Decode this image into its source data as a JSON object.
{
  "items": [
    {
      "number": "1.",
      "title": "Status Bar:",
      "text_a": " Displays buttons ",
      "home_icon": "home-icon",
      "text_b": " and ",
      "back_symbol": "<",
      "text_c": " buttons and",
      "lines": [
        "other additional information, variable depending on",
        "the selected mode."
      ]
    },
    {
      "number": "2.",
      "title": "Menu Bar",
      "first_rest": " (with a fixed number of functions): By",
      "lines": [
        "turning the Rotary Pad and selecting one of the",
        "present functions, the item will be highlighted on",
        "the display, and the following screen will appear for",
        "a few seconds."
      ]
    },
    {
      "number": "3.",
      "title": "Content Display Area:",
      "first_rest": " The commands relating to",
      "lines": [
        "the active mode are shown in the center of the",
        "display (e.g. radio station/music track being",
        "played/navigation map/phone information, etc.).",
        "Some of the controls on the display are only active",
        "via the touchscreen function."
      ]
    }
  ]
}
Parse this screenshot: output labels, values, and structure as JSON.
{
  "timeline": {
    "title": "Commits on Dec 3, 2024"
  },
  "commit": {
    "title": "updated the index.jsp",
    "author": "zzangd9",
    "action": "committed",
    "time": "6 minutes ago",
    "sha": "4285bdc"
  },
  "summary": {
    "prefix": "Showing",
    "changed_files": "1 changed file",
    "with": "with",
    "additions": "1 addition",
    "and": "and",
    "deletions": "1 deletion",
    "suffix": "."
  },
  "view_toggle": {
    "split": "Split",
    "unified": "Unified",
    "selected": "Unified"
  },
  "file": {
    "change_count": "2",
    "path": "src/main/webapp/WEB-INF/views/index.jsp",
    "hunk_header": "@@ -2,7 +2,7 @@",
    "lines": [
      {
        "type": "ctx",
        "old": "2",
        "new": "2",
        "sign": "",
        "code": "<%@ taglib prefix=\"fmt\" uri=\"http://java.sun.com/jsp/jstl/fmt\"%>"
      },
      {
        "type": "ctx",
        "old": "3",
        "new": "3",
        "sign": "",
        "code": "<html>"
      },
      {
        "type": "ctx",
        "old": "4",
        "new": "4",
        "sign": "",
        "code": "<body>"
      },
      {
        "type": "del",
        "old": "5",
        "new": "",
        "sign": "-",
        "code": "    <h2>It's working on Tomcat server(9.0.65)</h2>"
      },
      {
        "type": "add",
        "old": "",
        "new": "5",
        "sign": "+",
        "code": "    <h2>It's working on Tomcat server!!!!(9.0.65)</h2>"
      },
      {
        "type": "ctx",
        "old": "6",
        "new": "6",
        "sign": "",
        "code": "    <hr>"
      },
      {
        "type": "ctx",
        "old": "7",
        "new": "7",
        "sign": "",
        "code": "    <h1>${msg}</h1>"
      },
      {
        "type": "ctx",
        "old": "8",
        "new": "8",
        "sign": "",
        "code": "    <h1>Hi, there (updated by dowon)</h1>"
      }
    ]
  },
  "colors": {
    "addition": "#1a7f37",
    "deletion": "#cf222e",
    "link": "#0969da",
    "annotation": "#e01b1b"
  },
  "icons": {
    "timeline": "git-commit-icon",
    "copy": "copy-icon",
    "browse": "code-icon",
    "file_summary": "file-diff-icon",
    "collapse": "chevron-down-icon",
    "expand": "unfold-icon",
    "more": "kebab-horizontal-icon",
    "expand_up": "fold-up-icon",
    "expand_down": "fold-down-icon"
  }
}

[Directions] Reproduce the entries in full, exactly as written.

[Result of this task]
Decode this image into its source data as a JSON object.
{
  "items": [
    {
      "number": "1.",
      "title": "Status Bar:",
      "text_a": " Displays buttons ",
      "home_icon": "home-icon",
      "text_b": " and ",
      "back_symbol": "<",
      "text_c": " buttons and",
      "lines": [
        "other additional information, variable depending on",
        "the selected mode."
      ]
    },
    {
      "number": "2.",
      "title": "Menu Bar",
      "first_rest": " (with a fixed number of functions): By",
      "lines": [
        "turning the Rotary Pad and selecting one of the",
        "present functions, the item will be highlighted on",
        "the display, and the following screen will appear for",
        "a few seconds."
      ]
    },
    {
      "number": "3.",
      "title": "Content Display Area:",
      "first_rest": " The commands relating to",
      "lines": [
        "the active mode are shown in the center of the",
        "display (e.g. radio station/music track being",
        "played/navigation map/phone information, etc.).",
        "Some of the controls on the display are only active",
        "via the touchscreen function."
      ]
    }
  ]
}
Parse this screenshot: output labels, values, and structure as JSON.
{
  "timeline": {
    "title": "Commits on Dec 3, 2024"
  },
  "commit": {
    "title": "updated the index.jsp",
    "author": "zzangd9",
    "action": "committed",
    "time": "6 minutes ago",
    "sha": "4285bdc"
  },
  "summary": {
    "prefix": "Showing",
    "changed_files": "1 changed file",
    "with": "with",
    "additions": "1 addition",
    "and": "and",
    "deletions": "1 deletion",
    "suffix": "."
  },
  "view_toggle": {
    "split": "Split",
    "unified": "Unified",
    "selected": "Unified"
  },
  "file": {
    "change_count": "2",
    "path": "src/main/webapp/WEB-INF/views/index.jsp",
    "hunk_header": "@@ -2,7 +2,7 @@",
    "lines": [
      {
        "type": "ctx",
        "old": "2",
        "new": "2",
        "sign": "",
        "code": "<%@ taglib prefix=\"fmt\" uri=\"http://java.sun.com/jsp/jstl/fmt\"%>"
      },
      {
        "type": "ctx",
        "old": "3",
        "new": "3",
        "sign": "",
        "code": "<html>"
      },
      {
        "type": "ctx",
        "old": "4",
        "new": "4",
        "sign": "",
        "code": "<body>"
      },
      {
        "type": "del",
        "old": "5",
        "new": "",
        "sign": "-",
        "code": "    <h2>It's working on Tomcat server(9.0.65)</h2>"
      },
      {
        "type": "add",
        "old": "",
        "new": "5",
        "sign": "+",
        "code": "    <h2>It's working on Tomcat server!!!!(9.0.65)</h2>"
      },
      {
        "type": "ctx",
        "old": "6",
        "new": "6",
        "sign": "",
        "code": "    <hr>"
      },
      {
        "type": "ctx",
        "old": "7",
        "new": "7",
        "sign": "",
        "code": "    <h1>${msg}</h1>"
      },
      {
        "type": "ctx",
        "old": "8",
        "new": "8",
        "sign": "",
        "code": "    <h1>Hi, there (updated by dowon)</h1>"
      }
    ]
  },
  "colors": {
    "addition": "#1a7f37",
    "deletion": "#cf222e",
    "link": "#0969da",
    "annotation": "#e01b1b"
  },
  "icons": {
    "timeline": "git-commit-icon",
    "copy": "copy-icon",
    "browse": "code-icon",
    "file_summary": "file-diff-icon",
    "collapse": "chevron-down-icon",
    "expand": "unfold-icon",
    "more": "kebab-horizontal-icon",
    "expand_up": "fold-up-icon",
    "expand_down": "fold-down-icon"
  }
}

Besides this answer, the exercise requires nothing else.